Write some poetry of your own - How about an Irish poetic triad? You probably know that the number three is important to the Irish. St. Patrick used the three leaves of the shamrock to explain the Holy Trinity to the Irish people. Bill West of West in New England has a fun suggestion: try creating some poetic triads of your own. See his post Three is the number thou shalt count... for details. A little history, a lot of blarney, good poetry - a successful formula for some quality St. Patrick's Day writing!

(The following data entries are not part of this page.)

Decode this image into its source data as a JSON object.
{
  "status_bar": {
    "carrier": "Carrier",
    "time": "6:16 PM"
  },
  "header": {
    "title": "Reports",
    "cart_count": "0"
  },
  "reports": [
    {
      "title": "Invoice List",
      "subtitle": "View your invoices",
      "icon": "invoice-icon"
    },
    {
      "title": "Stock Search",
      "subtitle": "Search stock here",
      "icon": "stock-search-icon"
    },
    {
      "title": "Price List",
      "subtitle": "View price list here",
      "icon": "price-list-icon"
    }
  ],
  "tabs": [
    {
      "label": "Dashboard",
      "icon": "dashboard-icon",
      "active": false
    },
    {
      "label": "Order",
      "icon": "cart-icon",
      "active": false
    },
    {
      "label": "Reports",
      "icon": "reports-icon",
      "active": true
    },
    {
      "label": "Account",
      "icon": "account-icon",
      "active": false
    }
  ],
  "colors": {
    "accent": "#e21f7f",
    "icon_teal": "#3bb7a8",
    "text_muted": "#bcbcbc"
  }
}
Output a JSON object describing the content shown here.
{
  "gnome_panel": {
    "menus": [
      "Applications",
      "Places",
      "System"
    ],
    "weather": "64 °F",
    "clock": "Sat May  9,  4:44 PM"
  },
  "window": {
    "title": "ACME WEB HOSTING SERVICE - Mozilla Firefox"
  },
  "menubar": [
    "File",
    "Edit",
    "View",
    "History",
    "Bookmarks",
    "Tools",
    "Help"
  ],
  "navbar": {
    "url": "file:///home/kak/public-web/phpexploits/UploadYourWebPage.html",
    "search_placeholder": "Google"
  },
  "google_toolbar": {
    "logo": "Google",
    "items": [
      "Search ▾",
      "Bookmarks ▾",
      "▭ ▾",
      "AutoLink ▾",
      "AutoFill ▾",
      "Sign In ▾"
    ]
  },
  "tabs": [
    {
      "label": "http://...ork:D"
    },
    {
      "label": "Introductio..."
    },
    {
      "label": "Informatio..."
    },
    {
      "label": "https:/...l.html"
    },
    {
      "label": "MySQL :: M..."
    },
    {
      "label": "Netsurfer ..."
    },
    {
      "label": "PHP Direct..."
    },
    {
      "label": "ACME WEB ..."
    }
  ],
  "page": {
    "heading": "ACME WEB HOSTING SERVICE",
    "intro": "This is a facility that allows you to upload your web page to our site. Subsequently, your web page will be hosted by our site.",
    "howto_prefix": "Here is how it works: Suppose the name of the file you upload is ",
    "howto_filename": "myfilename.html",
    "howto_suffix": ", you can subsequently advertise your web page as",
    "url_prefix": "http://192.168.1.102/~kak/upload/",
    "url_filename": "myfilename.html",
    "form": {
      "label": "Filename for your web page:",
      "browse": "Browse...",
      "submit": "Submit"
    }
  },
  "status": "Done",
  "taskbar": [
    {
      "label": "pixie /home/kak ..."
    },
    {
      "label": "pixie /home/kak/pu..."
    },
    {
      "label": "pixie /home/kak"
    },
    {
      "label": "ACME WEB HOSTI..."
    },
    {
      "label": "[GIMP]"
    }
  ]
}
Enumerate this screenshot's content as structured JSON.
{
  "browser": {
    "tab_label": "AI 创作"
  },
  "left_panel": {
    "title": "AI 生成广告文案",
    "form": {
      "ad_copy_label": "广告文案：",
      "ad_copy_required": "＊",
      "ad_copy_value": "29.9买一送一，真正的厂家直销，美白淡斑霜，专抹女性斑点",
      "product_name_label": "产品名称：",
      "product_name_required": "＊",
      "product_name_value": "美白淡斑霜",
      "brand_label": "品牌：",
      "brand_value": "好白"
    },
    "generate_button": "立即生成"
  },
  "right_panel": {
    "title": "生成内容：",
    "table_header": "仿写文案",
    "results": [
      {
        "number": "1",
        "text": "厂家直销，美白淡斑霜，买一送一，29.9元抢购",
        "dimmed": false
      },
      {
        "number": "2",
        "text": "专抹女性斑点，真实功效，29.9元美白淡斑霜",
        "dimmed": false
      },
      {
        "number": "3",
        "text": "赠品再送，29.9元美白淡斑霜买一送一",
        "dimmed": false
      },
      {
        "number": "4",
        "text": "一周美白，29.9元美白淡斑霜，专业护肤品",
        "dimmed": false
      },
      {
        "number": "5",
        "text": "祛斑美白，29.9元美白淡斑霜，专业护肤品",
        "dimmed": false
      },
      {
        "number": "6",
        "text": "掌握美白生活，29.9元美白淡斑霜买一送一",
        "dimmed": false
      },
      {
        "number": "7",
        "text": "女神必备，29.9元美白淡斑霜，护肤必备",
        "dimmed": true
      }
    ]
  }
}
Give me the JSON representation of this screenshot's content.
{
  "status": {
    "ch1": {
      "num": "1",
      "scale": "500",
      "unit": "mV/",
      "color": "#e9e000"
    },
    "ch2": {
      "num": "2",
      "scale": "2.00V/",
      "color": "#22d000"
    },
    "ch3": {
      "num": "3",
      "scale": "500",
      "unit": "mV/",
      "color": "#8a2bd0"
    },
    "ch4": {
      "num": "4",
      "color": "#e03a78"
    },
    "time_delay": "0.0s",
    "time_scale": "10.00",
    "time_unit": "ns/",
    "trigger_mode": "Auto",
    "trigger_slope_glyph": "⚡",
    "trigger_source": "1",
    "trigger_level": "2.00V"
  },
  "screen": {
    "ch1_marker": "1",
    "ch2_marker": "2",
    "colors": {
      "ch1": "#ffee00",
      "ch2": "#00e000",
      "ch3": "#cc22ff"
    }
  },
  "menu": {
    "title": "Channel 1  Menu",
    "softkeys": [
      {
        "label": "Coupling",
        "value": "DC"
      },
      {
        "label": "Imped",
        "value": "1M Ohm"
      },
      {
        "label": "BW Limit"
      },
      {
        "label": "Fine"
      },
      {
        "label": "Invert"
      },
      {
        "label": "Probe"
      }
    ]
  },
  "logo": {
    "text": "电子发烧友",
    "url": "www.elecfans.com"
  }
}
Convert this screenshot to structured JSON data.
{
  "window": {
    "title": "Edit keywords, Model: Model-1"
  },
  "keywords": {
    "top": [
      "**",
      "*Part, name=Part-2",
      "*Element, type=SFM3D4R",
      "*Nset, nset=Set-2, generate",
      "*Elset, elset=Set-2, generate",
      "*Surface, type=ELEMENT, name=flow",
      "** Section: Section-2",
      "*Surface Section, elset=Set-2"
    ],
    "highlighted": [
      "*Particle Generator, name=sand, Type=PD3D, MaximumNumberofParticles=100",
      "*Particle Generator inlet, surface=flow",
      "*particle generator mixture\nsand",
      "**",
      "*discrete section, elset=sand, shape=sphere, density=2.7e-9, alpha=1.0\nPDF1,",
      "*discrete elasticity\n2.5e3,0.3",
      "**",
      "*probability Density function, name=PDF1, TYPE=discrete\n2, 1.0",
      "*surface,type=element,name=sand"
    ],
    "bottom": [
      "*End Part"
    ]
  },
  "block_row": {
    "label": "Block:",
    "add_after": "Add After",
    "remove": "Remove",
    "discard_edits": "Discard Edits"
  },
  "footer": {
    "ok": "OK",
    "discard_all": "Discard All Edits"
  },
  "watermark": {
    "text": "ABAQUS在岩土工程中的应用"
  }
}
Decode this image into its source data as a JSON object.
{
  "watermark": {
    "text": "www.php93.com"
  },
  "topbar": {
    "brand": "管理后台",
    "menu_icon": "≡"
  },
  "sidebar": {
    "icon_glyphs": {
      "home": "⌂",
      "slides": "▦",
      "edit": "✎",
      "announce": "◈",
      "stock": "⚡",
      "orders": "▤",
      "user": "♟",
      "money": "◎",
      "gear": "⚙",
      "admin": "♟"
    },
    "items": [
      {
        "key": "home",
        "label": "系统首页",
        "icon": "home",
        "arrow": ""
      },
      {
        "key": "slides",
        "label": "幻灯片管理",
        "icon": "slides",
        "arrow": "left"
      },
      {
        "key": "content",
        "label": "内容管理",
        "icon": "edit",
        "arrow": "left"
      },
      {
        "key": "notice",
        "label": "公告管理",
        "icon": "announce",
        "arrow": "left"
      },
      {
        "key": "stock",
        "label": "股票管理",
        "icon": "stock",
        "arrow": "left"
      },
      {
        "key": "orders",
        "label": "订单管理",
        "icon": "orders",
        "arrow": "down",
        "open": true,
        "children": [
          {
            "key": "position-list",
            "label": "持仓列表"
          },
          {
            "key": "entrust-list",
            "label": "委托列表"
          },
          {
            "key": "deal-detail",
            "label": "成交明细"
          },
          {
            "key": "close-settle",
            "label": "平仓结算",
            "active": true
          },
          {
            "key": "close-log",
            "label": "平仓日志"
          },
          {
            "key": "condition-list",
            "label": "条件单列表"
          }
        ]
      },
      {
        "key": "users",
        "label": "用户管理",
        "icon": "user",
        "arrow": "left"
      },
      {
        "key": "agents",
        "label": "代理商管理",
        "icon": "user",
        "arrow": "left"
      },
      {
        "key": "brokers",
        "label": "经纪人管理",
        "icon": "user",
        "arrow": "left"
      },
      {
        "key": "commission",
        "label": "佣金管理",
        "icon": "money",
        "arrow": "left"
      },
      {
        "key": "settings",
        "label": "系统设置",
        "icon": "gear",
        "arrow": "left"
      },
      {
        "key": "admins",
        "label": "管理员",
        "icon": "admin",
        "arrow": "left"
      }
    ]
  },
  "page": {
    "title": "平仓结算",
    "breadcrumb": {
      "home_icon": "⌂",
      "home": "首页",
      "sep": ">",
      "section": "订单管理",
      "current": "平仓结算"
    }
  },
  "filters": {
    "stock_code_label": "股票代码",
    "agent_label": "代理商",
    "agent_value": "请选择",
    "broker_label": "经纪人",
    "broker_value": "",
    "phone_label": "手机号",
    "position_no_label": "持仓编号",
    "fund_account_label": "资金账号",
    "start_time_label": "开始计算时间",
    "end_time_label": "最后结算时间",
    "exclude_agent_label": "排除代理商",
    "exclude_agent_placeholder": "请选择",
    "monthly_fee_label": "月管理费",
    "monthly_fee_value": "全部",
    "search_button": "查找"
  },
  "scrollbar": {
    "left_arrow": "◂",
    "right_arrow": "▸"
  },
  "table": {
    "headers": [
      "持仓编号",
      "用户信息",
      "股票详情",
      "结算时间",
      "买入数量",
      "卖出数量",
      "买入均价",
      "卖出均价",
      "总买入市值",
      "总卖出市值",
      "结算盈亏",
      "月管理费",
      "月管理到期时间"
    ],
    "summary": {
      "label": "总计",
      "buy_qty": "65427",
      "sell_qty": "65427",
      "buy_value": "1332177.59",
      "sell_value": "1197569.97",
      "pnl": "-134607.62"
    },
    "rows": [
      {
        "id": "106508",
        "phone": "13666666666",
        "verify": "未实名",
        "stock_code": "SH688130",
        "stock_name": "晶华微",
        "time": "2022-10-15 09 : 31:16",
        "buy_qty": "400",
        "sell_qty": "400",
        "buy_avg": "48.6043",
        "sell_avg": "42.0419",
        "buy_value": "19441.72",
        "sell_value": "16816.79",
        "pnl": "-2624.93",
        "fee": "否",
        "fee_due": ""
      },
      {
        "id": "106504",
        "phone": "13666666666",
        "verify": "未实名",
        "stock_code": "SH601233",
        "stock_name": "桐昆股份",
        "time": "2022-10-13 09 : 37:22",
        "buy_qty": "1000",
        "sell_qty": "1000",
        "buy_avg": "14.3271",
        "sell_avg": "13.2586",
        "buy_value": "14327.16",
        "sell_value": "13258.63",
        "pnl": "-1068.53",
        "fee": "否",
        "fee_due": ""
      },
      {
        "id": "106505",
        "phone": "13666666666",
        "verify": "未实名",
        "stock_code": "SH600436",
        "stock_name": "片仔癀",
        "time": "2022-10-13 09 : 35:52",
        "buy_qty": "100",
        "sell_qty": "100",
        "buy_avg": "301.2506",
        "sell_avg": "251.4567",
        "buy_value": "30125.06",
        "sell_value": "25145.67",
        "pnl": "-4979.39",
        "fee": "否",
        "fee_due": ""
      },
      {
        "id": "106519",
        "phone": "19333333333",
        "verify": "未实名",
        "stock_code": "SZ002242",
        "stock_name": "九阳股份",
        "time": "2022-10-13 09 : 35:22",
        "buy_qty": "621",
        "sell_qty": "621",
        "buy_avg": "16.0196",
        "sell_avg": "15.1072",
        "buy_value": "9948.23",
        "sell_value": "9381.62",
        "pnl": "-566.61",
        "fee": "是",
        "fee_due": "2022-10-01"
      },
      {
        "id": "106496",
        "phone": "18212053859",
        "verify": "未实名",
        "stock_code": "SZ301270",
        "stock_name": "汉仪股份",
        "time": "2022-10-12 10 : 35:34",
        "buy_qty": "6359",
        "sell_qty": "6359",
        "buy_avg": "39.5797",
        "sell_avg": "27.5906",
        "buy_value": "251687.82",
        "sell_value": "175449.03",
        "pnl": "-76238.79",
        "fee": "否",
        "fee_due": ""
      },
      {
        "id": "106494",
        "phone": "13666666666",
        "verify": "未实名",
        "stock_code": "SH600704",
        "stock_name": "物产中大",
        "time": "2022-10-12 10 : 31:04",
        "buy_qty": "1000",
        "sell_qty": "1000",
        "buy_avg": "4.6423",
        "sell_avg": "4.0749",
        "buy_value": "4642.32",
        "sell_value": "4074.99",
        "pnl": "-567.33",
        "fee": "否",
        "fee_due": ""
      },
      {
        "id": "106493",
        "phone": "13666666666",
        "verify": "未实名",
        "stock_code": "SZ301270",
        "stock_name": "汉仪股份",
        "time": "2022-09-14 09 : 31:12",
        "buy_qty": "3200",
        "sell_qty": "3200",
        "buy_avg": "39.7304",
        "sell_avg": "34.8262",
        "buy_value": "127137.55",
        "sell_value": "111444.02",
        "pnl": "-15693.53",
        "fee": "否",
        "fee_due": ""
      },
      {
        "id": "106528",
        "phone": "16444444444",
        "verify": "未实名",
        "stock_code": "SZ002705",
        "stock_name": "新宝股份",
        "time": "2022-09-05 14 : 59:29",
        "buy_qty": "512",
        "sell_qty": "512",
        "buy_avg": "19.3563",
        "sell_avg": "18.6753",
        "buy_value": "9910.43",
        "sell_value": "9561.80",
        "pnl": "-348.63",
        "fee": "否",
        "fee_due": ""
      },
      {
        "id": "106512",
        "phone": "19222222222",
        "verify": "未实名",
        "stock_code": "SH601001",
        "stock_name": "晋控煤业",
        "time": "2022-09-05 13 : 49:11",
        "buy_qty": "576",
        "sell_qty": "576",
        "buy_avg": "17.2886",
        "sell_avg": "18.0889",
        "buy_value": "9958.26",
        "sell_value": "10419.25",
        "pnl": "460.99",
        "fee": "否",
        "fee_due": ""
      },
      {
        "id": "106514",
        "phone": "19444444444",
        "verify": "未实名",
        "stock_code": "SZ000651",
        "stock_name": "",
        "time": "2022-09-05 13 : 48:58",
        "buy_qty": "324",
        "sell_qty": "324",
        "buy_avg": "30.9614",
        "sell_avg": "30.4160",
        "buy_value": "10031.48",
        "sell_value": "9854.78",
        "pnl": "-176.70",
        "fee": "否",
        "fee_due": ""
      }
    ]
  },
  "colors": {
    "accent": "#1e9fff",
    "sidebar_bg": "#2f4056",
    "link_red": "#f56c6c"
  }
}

Do some St. Patrick's Day digital scrapbooking - Jasia's Creative Genealogy blog highlights some nice (and free) kits that will call out the creative gene in you. Stop by Ooodles O'Irish! for some fun project starters to liven up your St. Patrick's Day pictures or photographs of Irish family, occasions or travel.
Give your pet a proper Irish name - Tim Agazio of Genealogy Reviews Online found an old 1893 New York Times article exposing a controversy over the appropriateness of the Irish names given to various animals at the Central Park Zoo. Today, since Irish-Americans need no longer have as much fear of ridicule, I'm sure that those names would be a source of pride. Read Tim's article and then take pride in your Irish heritage by giving your beloved pet an Irish name this Irish-American heritage month.
Prepare some Irish recipes - Your Irish celebrations need not add on the pounds, says Anne-Marie of This Mama Cooks! On a Diet and My Readable Feast. Read her post 5 ways to stay lean and green this St. Patrick's Day for some tips, including how to do your corned beef and cabbage "right". Anne-Marie's St. Patrick's Day family fun and feasting gives a nice recipe for Honey-Almond Oat Pudding, a bit of Irish cuisine that may appeal to all the little lads and lasses that you know.
Watch an old movie about the Irish - Miriam of AnceStories suggests her favorite movie. Recollections of the lush green images of Ireland and the sound of Irish voices in The Quiet Man bring back fond memories for her. Read her post to hear about this movie from her childhood in Alaska and to see a video clip. Now, as we conclude this St. Patrick's Day parade of posts for the 4th edition of the Carnival of Irish Heritage & Culture, here are a few special tributes for you.
From Janice Brown of Cow Hampshire (and her appropriately dressed "banner cow", decked out for St. Patrick's Day): Raising Your Pint to St. Patrick...
From footnoteMaven, giving us a little lesson in Irish Gaelic: Saol Fada Chugat
And as we say goodbye, I leave a St. Patrick's Day blessing for all of you - my Irish (and "Irish for the Day") readers of Small-leaved Shamrock and A light that shines again: